The Bench held that to ensure that the faith of appellants and people at large remains intact in the system, a fresh investigation by an agency from outside the state was required.
One of Rai’s younger brothers and a brother-in-law had filed separate writ appeals seeking a CBI probe, contending that Rai had waged a war against coal and land mafias of Shahdol and Umaria regions as well as local politicians who protected them.
After a news story filed by Rai, authorities intercepted and seized coal worth Rs 80 lakh that was being illegally transported, the PILs claimed, adding that on another occasion, his story led to the cancellation of a mining tender that was illegally allotted. The PILs claimed Rai faced a threat to his life because 58 cases were registered against those involved in illegal mining on the basis of his stories.
The appeals claimed that Rai was on the verge of exposing “some very eminent persons” who had a role in the kidnapping of a sub-divisional officer’s seven-year-old son.
On February 24, 2012, five days after the murders, the Superintendent of Police, Umaria, held a press conference to declare that the kidnapping case and murders had been solved.

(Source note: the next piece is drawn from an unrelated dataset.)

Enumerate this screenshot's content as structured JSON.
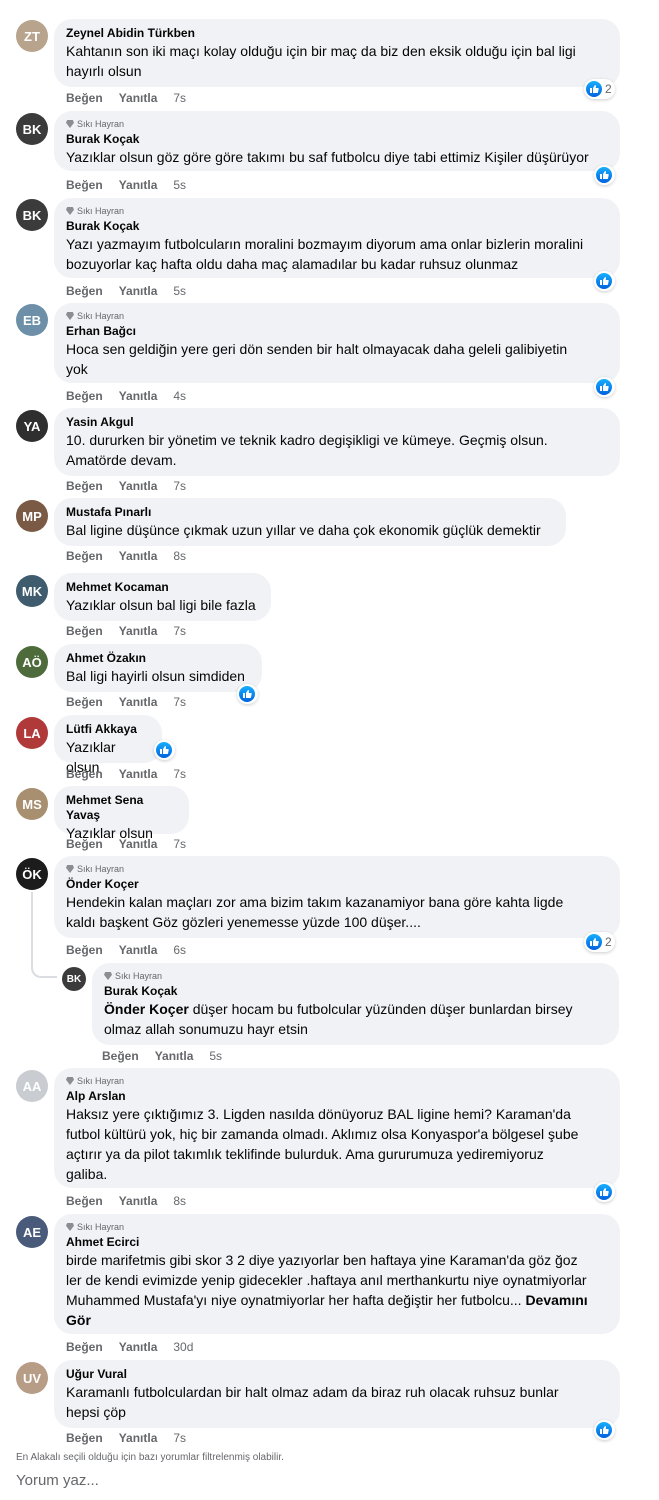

The police claimed Rai was blackmailing the kidnappers by threatening to expose them in print, and was murdered in retaliation. The Umaria police arrested two persons, Vidhyaniwas Tiwari and Amit Singh, and said the duo had confessed to both crimes.